Alphacrucis College in Sydney, Australia now (2016) offers a PhD in business, education or theology that is taught be leading scholars in their field. It is an entirely research/writing based program that requires no residency nor a viva/oral-defense following standard Australian academic procedure.

The London School of Theology offers a number of foci within Pentecostal studies and includes such faculty as William Atkinson and Graham Twelftree (among others). This is (as noted above) a British PhD and thus is focused upon research/writing of a thesis rather than courses.

Asia Pacific Theological Seminary in Baguio City, Philippines offers PhDs in education, missions, counseling, theology, and biblical studies. It is also entirely a research/writing based program where the residencies consist of three research seminars (accomplished via instensives), dissertation, and oral defense.
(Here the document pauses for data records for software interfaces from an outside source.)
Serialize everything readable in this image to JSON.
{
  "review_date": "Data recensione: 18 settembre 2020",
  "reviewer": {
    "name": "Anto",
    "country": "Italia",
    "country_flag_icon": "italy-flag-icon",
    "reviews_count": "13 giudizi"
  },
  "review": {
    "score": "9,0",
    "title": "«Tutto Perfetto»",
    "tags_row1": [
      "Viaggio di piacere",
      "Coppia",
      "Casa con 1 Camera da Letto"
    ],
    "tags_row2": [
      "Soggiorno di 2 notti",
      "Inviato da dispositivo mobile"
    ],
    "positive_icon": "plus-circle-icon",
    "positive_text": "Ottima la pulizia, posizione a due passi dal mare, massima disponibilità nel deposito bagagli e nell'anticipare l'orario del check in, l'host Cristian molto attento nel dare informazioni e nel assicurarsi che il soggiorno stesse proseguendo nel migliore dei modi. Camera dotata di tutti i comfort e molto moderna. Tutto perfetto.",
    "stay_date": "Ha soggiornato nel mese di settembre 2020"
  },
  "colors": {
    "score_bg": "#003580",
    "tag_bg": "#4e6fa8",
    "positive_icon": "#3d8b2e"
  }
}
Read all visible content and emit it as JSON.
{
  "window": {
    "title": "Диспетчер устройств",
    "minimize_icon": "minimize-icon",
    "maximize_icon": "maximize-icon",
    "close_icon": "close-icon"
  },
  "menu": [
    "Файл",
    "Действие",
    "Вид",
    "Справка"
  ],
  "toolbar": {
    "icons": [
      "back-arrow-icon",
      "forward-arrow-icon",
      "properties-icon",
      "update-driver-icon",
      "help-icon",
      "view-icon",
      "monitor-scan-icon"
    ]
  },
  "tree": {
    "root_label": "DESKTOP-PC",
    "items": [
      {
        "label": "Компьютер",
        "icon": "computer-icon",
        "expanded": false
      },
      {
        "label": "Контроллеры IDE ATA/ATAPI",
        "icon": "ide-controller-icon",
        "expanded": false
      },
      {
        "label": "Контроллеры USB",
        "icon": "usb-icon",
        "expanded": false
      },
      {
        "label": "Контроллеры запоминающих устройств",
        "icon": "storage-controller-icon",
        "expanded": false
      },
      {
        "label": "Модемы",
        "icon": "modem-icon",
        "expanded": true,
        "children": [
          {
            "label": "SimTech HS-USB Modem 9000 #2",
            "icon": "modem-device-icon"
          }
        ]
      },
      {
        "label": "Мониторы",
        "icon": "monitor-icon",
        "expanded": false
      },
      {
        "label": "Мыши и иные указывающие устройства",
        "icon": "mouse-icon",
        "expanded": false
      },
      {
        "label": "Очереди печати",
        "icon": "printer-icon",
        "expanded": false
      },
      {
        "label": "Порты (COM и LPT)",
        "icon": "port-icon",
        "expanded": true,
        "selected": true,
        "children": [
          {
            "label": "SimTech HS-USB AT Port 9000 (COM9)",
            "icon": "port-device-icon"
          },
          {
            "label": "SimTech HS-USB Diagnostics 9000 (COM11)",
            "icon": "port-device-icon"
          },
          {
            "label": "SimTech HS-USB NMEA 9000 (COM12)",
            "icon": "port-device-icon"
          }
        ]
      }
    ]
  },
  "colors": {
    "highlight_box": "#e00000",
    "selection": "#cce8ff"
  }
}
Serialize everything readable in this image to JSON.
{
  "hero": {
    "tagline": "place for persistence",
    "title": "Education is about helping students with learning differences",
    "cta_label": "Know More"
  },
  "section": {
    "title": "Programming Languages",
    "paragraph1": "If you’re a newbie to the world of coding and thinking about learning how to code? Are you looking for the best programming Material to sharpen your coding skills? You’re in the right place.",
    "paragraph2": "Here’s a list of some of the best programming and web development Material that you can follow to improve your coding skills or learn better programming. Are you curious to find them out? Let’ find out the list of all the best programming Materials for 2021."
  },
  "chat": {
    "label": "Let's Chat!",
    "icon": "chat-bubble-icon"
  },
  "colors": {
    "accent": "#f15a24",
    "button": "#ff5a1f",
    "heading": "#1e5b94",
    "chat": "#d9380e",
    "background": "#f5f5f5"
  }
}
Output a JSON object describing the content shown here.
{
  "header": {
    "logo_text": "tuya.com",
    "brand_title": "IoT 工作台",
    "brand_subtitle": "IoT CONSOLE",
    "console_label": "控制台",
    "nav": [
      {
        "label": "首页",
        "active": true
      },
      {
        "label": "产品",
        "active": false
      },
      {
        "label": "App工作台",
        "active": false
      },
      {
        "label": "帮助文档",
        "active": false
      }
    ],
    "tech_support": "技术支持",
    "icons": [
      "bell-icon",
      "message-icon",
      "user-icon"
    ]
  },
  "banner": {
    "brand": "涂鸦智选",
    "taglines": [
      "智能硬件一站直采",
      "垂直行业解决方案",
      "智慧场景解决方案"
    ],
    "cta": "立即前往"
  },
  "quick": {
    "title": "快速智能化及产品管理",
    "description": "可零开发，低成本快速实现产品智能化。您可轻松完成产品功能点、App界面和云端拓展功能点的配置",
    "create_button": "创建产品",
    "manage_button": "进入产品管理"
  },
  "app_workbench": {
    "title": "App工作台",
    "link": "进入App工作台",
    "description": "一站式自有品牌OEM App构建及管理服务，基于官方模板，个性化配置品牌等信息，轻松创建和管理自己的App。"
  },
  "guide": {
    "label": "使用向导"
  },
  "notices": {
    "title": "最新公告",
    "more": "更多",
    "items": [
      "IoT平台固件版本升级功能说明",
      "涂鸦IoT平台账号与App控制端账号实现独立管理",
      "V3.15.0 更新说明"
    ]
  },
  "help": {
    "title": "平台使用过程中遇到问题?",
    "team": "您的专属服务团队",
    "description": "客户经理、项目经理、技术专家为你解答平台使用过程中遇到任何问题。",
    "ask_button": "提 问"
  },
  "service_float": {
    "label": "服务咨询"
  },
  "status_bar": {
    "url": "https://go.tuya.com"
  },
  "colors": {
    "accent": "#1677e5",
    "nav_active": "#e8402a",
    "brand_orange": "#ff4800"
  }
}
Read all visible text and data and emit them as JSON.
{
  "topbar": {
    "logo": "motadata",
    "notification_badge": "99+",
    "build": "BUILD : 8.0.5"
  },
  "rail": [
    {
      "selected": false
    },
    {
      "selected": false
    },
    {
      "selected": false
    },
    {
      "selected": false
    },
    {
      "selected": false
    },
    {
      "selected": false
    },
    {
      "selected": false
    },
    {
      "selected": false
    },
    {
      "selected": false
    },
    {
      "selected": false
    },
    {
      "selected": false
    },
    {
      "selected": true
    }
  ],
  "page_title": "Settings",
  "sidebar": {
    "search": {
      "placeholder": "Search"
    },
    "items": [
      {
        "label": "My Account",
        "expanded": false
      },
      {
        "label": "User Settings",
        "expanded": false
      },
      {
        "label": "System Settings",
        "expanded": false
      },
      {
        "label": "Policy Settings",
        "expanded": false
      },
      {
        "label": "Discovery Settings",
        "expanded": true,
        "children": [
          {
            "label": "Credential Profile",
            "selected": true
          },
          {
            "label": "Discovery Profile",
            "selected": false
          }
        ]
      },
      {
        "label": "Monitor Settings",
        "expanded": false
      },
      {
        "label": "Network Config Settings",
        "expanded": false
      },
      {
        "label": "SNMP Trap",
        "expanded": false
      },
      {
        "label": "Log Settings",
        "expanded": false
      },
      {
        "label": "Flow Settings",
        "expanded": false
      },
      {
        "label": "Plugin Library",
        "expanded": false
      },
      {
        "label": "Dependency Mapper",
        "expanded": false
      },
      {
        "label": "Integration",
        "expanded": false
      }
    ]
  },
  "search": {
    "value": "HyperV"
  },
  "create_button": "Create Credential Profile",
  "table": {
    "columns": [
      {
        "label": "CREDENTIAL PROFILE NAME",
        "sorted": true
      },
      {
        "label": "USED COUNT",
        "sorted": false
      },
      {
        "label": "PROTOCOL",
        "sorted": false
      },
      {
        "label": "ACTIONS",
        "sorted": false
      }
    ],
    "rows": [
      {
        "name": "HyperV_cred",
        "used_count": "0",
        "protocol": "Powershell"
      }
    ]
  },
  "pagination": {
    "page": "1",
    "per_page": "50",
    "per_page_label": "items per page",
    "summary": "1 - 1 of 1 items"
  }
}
Pan Africa Theological Seminary (known as PAThS) is split between two campuses as a joint effort: West Africa Advanced School of Theology in Lomé, Togo and East Africa School of Theology in Nairobi, Kenya. This program (like APTS above) is affiliated with the Assemblies of God. This program requires 3 weeks of residence on campus twice each year, for a total of 8 sessions of course work during a 4-year period.

Oral Roberts University is commencing a PhD in Theology (welcoming applications fall 2018) with a focus upon global contextualized theology under the leadership of Wonsuk Ma.

If I’ve missed any I would love to know so that I could add them to this post.  I would welcome any comments or questions about these programs as I’ve done the application work for all of them (plus others) [I did not apply to either Birmingham or The Hollenweger Center], but determined Bangor was the best fit for me.

[updated September 10, 2018]